Campus Party Leaders

This past Tuesday, Adam and I had a discussion with Carleton representatives from the Liberal, NDP, and Green Parties. We had also invited the Conservatives, but they were unable to attend.

The Oliver’s saga ensues

I have a couple of interviews to go up- hopefully that will take place tomorrow, but it really depends on whether I have the time to break them into chunks sufficiently small for my hosting service. I also plan to comment on the (truly promising) stuff that NCC Chair Russell Mills mused about in Randall Denley’s column in today’s Citizen, especially about developing parts of the greenbelt. If you are opposed to Urban Sprawl and think that it is a tragedy that so much of this city lives far away in places like mars and venus Kanata and Orleans, you should be opposed to the greenbelt status quo.

But I have stuff to do today, and something is angering me more: Oliver’s, the largest bar at Carleton, getting shut down for license violations. You can read about it here.

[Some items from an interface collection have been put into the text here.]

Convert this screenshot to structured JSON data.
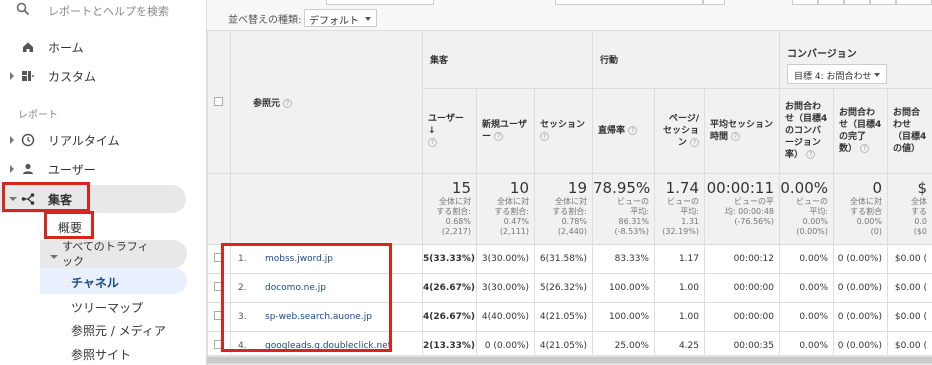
{
  "sidebar": {
    "search_placeholder": "レポートとヘルプを検索",
    "home": "ホーム",
    "custom": "カスタム",
    "reports_section": "レポート",
    "realtime": "リアルタイム",
    "users": "ユーザー",
    "acquisition": "集客",
    "overview": "概要",
    "all_traffic_line1": "すべてのトラフィ",
    "all_traffic_line2": "ック",
    "channels": "チャネル",
    "treemap": "ツリーマップ",
    "source_medium": "参照元 / メディア",
    "referrals": "参照サイト"
  },
  "toolbar": {
    "sort_label": "並べ替えの種類:",
    "sort_value": "デフォルト"
  },
  "table": {
    "ref_header": "参照元",
    "group_acquisition": "集客",
    "group_behavior": "行動",
    "group_conversion": "コンバージョン",
    "goal_select": "目標 4: お問合わせ",
    "headers": {
      "users": "ユーザー",
      "new_users": "新規ユーザー",
      "sessions": "セッション",
      "bounce_rate": "直帰率",
      "pages_per_session": "ページ/セッション",
      "avg_session_duration": "平均セッション時間",
      "goal_cvr": "お問合わせ（目標4のコンバージョン率）",
      "goal_completions": "お問合わせ（目標4の完了数）",
      "goal_value": "お問合わせ（目標4の値）"
    },
    "totals": {
      "users": {
        "value": "15",
        "sub1": "全体に対",
        "sub2": "する割合:",
        "sub3": "0.68%",
        "sub4": "(2,217)"
      },
      "new_users": {
        "value": "10",
        "sub1": "全体に対",
        "sub2": "する割合:",
        "sub3": "0.47%",
        "sub4": "(2,111)"
      },
      "sessions": {
        "value": "19",
        "sub1": "全体に対",
        "sub2": "する割合:",
        "sub3": "0.78%",
        "sub4": "(2,440)"
      },
      "bounce_rate": {
        "value": "78.95%",
        "sub1": "ビューの",
        "sub2": "平均:",
        "sub3": "86.31%",
        "sub4": "(-8.53%)"
      },
      "pages_per_session": {
        "value": "1.74",
        "sub1": "ビューの",
        "sub2": "平均:",
        "sub3": "1.31",
        "sub4": "(32.19%)"
      },
      "avg_session_duration": {
        "value": "00:00:11",
        "sub1": "ビューの平",
        "sub2": "均: 00:00:48",
        "sub3": "(-76.56%)",
        "sub4": ""
      },
      "goal_cvr": {
        "value": "0.00%",
        "sub1": "ビューの",
        "sub2": "平均:",
        "sub3": "0.00%",
        "sub4": "(0.00%)"
      },
      "goal_completions": {
        "value": "0",
        "sub1": "全体に対",
        "sub2": "する割合",
        "sub3": "0.00%",
        "sub4": "(0)"
      },
      "goal_value": {
        "value": "$",
        "sub1": "全体",
        "sub2": "する",
        "sub3": "0.0",
        "sub4": "($0"
      }
    },
    "rows": [
      {
        "num": "1.",
        "source": "mobss.jword.jp",
        "users": "5(33.33%)",
        "new_users": "3(30.00%)",
        "sessions": "6(31.58%)",
        "bounce": "83.33%",
        "pps": "1.17",
        "dur": "00:00:12",
        "cvr": "0.00%",
        "comp": "0 (0.00%)",
        "val": "$0.00 ("
      },
      {
        "num": "2.",
        "source": "docomo.ne.jp",
        "users": "4(26.67%)",
        "new_users": "3(30.00%)",
        "sessions": "5(26.32%)",
        "bounce": "100.00%",
        "pps": "1.00",
        "dur": "00:00:00",
        "cvr": "0.00%",
        "comp": "0 (0.00%)",
        "val": "$0.00 ("
      },
      {
        "num": "3.",
        "source": "sp-web.search.auone.jp",
        "users": "4(26.67%)",
        "new_users": "4(40.00%)",
        "sessions": "4(21.05%)",
        "bounce": "100.00%",
        "pps": "1.00",
        "dur": "00:00:00",
        "cvr": "0.00%",
        "comp": "0 (0.00%)",
        "val": "$0.00 ("
      },
      {
        "num": "4.",
        "source": "googleads.g.doubleclick.net",
        "users": "2(13.33%)",
        "new_users": "0 (0.00%)",
        "sessions": "4(21.05%)",
        "bounce": "25.00%",
        "pps": "4.25",
        "dur": "00:00:35",
        "cvr": "0.00%",
        "comp": "0 (0.00%)",
        "val": "$0.00 ("
      }
    ]
  },
  "colors": {
    "highlight": "#d9261c",
    "link": "#1a4b8c",
    "active_nav": "#e8f0fe"
  },
  "icons": [
    "search-icon",
    "home-icon",
    "dashboard-icon",
    "clock-icon",
    "person-icon",
    "acquisition-icon",
    "help-icon",
    "chevron-down-icon",
    "sort-arrow-icon"
  ]
}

Now, normally you’d think “liquor license violation” and “serving to minors” would go hand in hand at a campus pub, but you’d be wrong. Oliver’s is actually, in my limited experience, pretty good at making sure that minors don’t get in. At night, you need a couple pieces of id, and they seem pretty thorough about inspecting drivers licenses. During the day, they have pretty good protections for friends buying friends beer. Even then, getting nailed for serving to minors is something that even the best and most thorough of bars can get caught for such things.

But this isn’t the problem. It’s because they were serving to people that were too drunk, and that these people were being served. From the Campus rag:

At the hearing, both representatives submitted an Agreed Statement of Facts, which stated that on four days between October 2006 and April 2007, police officers and/or liquor inspectors observed drunken patrons in the pub. It was also agreed that in February 2007, police officers observed drunken patrons being served alcohol. The AGCO withdrew other allegations.

What’s more, it wasn’t the first time:

Oliver’s had its licence suspended for 14 days in 2003 for serving alcohol after hours, according to Campion. This is the second time CUSA has pleaded guilty of being in violation of the Liquor License Act.

Not to pick nits, but I’m pretty sure that in the latter case they were caught serving before they were supposed to, but whatever.

In any case, the problem with both of these situations is that they are easily avoided by keeping a watchful eye on patrons, both at the bar and at the tables. Oliver’s consistently hemorrhages money (something that will only be compounded this year with it being closed for 12% of the time that it is actually open), so it is important to be ruthless to make sure that it does not get dinged with fines that could otherwise be avoided. Is it sometimes too busy to keep an eye on everyone? Then hire more staff. That’s how businesses should be run.

But while the money annoys me, my principal concern is that serving to those that should be put in a cab is unsafe. People that are too drunk help start the fights that have gotten the bar into trouble in the past, but they also end up presenting a danger to themselves in any number of ways. Any bar must bear the responsibility for those that it serves in this regard, but a campus bar that is run by student governments should be even more cognizant of this.